What’s the thread running through your organisation?

Every organisation we walk into feels different.

What it looks like – cared for or tired?, what’s on the walls – art or marketing slogans?

What it sounds like – the underlying level of hum, laughter, phones ringing.

How it responds to you – does it notice your arrival and make you feel welcome, or ignore you?

What it’s for – Do you get a sense of why it exists? Is it important?

There are many traditions that believe we have a soul, from faith communites, to the ancient wisdoms.

I have always found the Myth of Er in Plato’s Republic valuable to read every now and then as a means of reflecton.

Whether or not you choose to believe in a soul, I suggest it is a valuable thought experiment.

What if, At the moment of our birth, we receive a soul, to pass it on when we die ?

What if our job during life is to ensure we hand it on in better condition than we receive it?

What if we applied the same idea to our organisations? They are created for a reason, to meet a need in the world – whether for profit, or social purpose, or both. From the time it is created, to it’s inevitable demise, it makes a difference of some sort. Does it leave its employees, customers, communities and the world a better place, or not? Does it care? Does it even notice?

Is it a giver, a taker or a matcher?

It has always mattered, and now it is becoming ever more noticeable, and our organisations more accountable. The population in general, and the younger generation in partcular, notice.

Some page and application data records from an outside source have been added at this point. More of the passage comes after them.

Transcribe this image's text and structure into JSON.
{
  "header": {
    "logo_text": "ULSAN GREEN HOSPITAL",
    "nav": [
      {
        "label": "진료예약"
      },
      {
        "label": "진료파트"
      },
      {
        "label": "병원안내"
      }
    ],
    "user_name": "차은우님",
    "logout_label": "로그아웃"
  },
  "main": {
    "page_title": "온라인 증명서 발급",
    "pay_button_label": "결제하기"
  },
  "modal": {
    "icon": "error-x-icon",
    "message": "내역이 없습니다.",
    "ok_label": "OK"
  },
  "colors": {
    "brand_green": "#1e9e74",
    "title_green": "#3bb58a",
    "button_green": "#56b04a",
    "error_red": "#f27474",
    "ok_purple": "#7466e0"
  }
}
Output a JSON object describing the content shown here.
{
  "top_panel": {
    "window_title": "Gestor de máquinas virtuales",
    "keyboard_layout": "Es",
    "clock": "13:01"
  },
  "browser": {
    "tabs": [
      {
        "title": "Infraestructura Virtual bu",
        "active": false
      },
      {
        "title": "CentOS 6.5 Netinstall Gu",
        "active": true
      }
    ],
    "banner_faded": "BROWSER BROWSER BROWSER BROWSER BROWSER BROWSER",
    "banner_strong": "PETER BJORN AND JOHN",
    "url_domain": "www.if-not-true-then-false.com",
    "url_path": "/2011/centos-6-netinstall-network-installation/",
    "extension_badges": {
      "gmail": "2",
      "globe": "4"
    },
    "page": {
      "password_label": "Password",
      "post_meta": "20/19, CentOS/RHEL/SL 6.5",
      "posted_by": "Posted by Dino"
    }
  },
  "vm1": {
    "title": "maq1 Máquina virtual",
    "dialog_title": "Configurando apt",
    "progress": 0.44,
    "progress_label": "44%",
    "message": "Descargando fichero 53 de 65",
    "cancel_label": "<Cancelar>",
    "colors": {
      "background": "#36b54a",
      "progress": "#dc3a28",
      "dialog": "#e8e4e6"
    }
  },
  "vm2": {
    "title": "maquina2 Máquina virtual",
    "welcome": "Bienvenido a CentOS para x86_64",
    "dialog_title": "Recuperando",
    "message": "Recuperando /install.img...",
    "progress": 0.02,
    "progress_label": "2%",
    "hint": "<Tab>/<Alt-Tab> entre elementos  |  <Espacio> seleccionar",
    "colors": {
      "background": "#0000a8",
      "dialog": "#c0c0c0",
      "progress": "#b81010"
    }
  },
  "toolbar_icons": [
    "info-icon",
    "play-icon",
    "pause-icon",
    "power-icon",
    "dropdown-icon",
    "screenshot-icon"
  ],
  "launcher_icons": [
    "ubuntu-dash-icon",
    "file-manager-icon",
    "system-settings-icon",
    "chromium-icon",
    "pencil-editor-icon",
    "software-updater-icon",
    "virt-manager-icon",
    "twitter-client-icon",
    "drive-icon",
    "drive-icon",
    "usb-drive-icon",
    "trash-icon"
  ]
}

There’s a thread.

There’s a thread you follow. It goes among things that change. But it doesn’t change. You have to explain about the thread. But it is hard for others to see. While you hold it you can’t get lost. Tragedies happen; people get hurt or die; and you suffer and get old. Nothing you do can stop time’s unfolding. You don’t ever let go of the thread.

William Stafford

We can keep shareholders happy, make ourselves rich, maybe even famous – but what if we had as our most important metric the condition of the organisations soul? What if we pay attention to its thread?

I wonder what we would do different today?

The power of craft

I noticed an interesting article in the Guardian regarding craft beers.

Essentially the rise in popularity of craft beers has prompted many of the major “industrial” brewers to bring out brands purporting to be craft beers. In many respects, nothing new there. Our supermarkets have been doing the same with food brands for some time, creating fictitious but appealing names to lure the unwary.

What was interesting to me though was the response of a spokesman for the industrial brewers, which in my view makes their agenda, and connection to what they produce, transparent.;

“Whether it’s ‘craft’ is really in the eye of the beholder. What we do see is that the majority of people view craft beer as looking a certain way, with slightly more flavour, and generally new, or perceived to be new.”

The nature of craft is very specific. In his book “Craftsman” Richard Sennet describes many facets of craft, but amongst them are a continuing search for improvement, and a visceral connection between the artist, her work, and her audience.

Craft is the stuff of the soul. It has the signature of the artist, and defines the artists life.

Craftsmen do not make products, they make artefacts.

Craft is not a marketing tag, it’s a way of life.

It is very difficult to fake, particularly by big business.